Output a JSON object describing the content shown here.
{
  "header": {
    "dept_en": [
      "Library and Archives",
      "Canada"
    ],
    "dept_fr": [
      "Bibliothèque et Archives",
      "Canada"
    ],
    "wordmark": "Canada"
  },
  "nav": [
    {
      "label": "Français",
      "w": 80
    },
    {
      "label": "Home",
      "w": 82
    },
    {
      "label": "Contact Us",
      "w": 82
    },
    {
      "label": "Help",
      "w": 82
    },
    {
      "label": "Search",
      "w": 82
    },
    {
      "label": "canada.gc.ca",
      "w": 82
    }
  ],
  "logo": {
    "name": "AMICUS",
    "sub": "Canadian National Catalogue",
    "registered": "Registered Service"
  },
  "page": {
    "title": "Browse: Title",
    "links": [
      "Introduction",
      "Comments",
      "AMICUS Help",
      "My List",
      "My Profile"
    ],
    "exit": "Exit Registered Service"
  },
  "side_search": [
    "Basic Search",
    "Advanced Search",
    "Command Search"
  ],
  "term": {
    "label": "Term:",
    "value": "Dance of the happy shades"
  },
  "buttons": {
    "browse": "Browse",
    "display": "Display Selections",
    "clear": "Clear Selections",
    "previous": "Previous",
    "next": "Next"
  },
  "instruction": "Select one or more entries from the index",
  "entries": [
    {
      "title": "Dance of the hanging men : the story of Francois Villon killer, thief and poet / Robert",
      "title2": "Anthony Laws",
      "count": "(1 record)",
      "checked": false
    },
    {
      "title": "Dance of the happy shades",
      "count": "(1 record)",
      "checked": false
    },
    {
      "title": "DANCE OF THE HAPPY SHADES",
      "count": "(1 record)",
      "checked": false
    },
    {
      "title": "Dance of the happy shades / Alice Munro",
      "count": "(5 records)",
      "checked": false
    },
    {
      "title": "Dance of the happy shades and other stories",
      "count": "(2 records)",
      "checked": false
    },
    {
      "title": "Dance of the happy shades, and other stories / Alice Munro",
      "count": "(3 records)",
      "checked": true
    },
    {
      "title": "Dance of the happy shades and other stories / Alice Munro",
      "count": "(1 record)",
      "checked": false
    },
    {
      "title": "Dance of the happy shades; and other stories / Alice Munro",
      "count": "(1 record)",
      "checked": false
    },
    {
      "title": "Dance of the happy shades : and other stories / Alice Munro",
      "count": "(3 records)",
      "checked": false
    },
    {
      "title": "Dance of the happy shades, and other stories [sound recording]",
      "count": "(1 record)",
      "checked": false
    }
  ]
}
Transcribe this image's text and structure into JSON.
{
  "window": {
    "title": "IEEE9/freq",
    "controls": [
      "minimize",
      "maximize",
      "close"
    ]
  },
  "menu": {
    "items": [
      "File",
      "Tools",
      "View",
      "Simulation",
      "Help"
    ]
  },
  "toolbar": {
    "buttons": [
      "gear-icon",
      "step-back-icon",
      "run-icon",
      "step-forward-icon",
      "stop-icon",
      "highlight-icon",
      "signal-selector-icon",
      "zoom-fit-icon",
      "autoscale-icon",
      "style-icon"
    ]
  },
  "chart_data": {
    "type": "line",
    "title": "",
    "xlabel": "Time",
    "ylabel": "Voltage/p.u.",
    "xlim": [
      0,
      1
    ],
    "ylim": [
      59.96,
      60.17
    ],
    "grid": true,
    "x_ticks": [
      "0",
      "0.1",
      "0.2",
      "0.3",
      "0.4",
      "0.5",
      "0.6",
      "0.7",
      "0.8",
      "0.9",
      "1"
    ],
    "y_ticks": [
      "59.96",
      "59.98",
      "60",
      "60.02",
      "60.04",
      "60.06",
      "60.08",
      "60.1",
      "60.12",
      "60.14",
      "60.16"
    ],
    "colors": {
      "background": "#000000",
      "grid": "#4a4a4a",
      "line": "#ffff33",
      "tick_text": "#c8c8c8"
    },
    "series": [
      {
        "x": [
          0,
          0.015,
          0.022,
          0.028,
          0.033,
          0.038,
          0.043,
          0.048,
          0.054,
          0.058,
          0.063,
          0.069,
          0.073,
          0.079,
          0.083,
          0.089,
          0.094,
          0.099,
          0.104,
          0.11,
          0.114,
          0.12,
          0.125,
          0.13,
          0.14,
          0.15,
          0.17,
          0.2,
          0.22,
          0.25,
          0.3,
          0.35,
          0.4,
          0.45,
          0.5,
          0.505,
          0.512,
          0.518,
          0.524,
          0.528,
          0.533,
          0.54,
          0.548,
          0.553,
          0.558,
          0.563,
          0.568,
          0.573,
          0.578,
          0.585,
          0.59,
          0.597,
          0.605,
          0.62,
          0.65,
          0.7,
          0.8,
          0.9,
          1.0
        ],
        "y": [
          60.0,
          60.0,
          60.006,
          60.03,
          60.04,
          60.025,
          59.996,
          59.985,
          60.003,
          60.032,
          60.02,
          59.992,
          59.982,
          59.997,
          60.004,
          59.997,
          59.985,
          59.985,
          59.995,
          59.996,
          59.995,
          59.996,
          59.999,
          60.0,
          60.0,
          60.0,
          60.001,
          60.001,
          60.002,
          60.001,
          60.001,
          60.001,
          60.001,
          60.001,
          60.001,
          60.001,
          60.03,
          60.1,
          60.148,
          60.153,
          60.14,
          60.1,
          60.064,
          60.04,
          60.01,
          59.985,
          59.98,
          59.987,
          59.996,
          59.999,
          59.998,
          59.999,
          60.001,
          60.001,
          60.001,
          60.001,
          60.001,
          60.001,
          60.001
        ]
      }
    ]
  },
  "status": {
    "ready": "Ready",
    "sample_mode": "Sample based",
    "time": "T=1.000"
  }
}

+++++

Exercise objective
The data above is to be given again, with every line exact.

Output for this task
Output a JSON object describing the content shown here.
{
  "header": {
    "dept_en": [
      "Library and Archives",
      "Canada"
    ],
    "dept_fr": [
      "Bibliothèque et Archives",
      "Canada"
    ],
    "wordmark": "Canada"
  },
  "nav": [
    {
      "label": "Français",
      "w": 80
    },
    {
      "label": "Home",
      "w": 82
    },
    {
      "label": "Contact Us",
      "w": 82
    },
    {
      "label": "Help",
      "w": 82
    },
    {
      "label": "Search",
      "w": 82
    },
    {
      "label": "canada.gc.ca",
      "w": 82
    }
  ],
  "logo": {
    "name": "AMICUS",
    "sub": "Canadian National Catalogue",
    "registered": "Registered Service"
  },
  "page": {
    "title": "Browse: Title",
    "links": [
      "Introduction",
      "Comments",
      "AMICUS Help",
      "My List",
      "My Profile"
    ],
    "exit": "Exit Registered Service"
  },
  "side_search": [
    "Basic Search",
    "Advanced Search",
    "Command Search"
  ],
  "term": {
    "label": "Term:",
    "value": "Dance of the happy shades"
  },
  "buttons": {
    "browse": "Browse",
    "display": "Display Selections",
    "clear": "Clear Selections",
    "previous": "Previous",
    "next": "Next"
  },
  "instruction": "Select one or more entries from the index",
  "entries": [
    {
      "title": "Dance of the hanging men : the story of Francois Villon killer, thief and poet / Robert",
      "title2": "Anthony Laws",
      "count": "(1 record)",
      "checked": false
    },
    {
      "title": "Dance of the happy shades",
      "count": "(1 record)",
      "checked": false
    },
    {
      "title": "DANCE OF THE HAPPY SHADES",
      "count": "(1 record)",
      "checked": false
    },
    {
      "title": "Dance of the happy shades / Alice Munro",
      "count": "(5 records)",
      "checked": false
    },
    {
      "title": "Dance of the happy shades and other stories",
      "count": "(2 records)",
      "checked": false
    },
    {
      "title": "Dance of the happy shades, and other stories / Alice Munro",
      "count": "(3 records)",
      "checked": true
    },
    {
      "title": "Dance of the happy shades and other stories / Alice Munro",
      "count": "(1 record)",
      "checked": false
    },
    {
      "title": "Dance of the happy shades; and other stories / Alice Munro",
      "count": "(1 record)",
      "checked": false
    },
    {
      "title": "Dance of the happy shades : and other stories / Alice Munro",
      "count": "(3 records)",
      "checked": false
    },
    {
      "title": "Dance of the happy shades, and other stories [sound recording]",
      "count": "(1 record)",
      "checked": false
    }
  ]
}
Transcribe this image's text and structure into JSON.
{
  "window": {
    "title": "IEEE9/freq",
    "controls": [
      "minimize",
      "maximize",
      "close"
    ]
  },
  "menu": {
    "items": [
      "File",
      "Tools",
      "View",
      "Simulation",
      "Help"
    ]
  },
  "toolbar": {
    "buttons": [
      "gear-icon",
      "step-back-icon",
      "run-icon",
      "step-forward-icon",
      "stop-icon",
      "highlight-icon",
      "signal-selector-icon",
      "zoom-fit-icon",
      "autoscale-icon",
      "style-icon"
    ]
  },
  "chart_data": {
    "type": "line",
    "title": "",
    "xlabel": "Time",
    "ylabel": "Voltage/p.u.",
    "xlim": [
      0,
      1
    ],
    "ylim": [
      59.96,
      60.17
    ],
    "grid": true,
    "x_ticks": [
      "0",
      "0.1",
      "0.2",
      "0.3",
      "0.4",
      "0.5",
      "0.6",
      "0.7",
      "0.8",
      "0.9",
      "1"
    ],
    "y_ticks": [
      "59.96",
      "59.98",
      "60",
      "60.02",
      "60.04",
      "60.06",
      "60.08",
      "60.1",
      "60.12",
      "60.14",
      "60.16"
    ],
    "colors": {
      "background": "#000000",
      "grid": "#4a4a4a",
      "line": "#ffff33",
      "tick_text": "#c8c8c8"
    },
    "series": [
      {
        "x": [
          0,
          0.015,
          0.022,
          0.028,
          0.033,
          0.038,
          0.043,
          0.048,
          0.054,
          0.058,
          0.063,
          0.069,
          0.073,
          0.079,
          0.083,
          0.089,
          0.094,
          0.099,
          0.104,
          0.11,
          0.114,
          0.12,
          0.125,
          0.13,
          0.14,
          0.15,
          0.17,
          0.2,
          0.22,
          0.25,
          0.3,
          0.35,
          0.4,
          0.45,
          0.5,
          0.505,
          0.512,
          0.518,
          0.524,
          0.528,
          0.533,
          0.54,
          0.548,
          0.553,
          0.558,
          0.563,
          0.568,
          0.573,
          0.578,
          0.585,
          0.59,
          0.597,
          0.605,
          0.62,
          0.65,
          0.7,
          0.8,
          0.9,
          1.0
        ],
        "y": [
          60.0,
          60.0,
          60.006,
          60.03,
          60.04,
          60.025,
          59.996,
          59.985,
          60.003,
          60.032,
          60.02,
          59.992,
          59.982,
          59.997,
          60.004,
          59.997,
          59.985,
          59.985,
          59.995,
          59.996,
          59.995,
          59.996,
          59.999,
          60.0,
          60.0,
          60.0,
          60.001,
          60.001,
          60.002,
          60.001,
          60.001,
          60.001,
          60.001,
          60.001,
          60.001,
          60.001,
          60.03,
          60.1,
          60.148,
          60.153,
          60.14,
          60.1,
          60.064,
          60.04,
          60.01,
          59.985,
          59.98,
          59.987,
          59.996,
          59.999,
          59.998,
          59.999,
          60.001,
          60.001,
          60.001,
          60.001,
          60.001,
          60.001,
          60.001
        ]
      }
    ]
  },
  "status": {
    "ready": "Ready",
    "sample_mode": "Sample based",
    "time": "T=1.000"
  }
}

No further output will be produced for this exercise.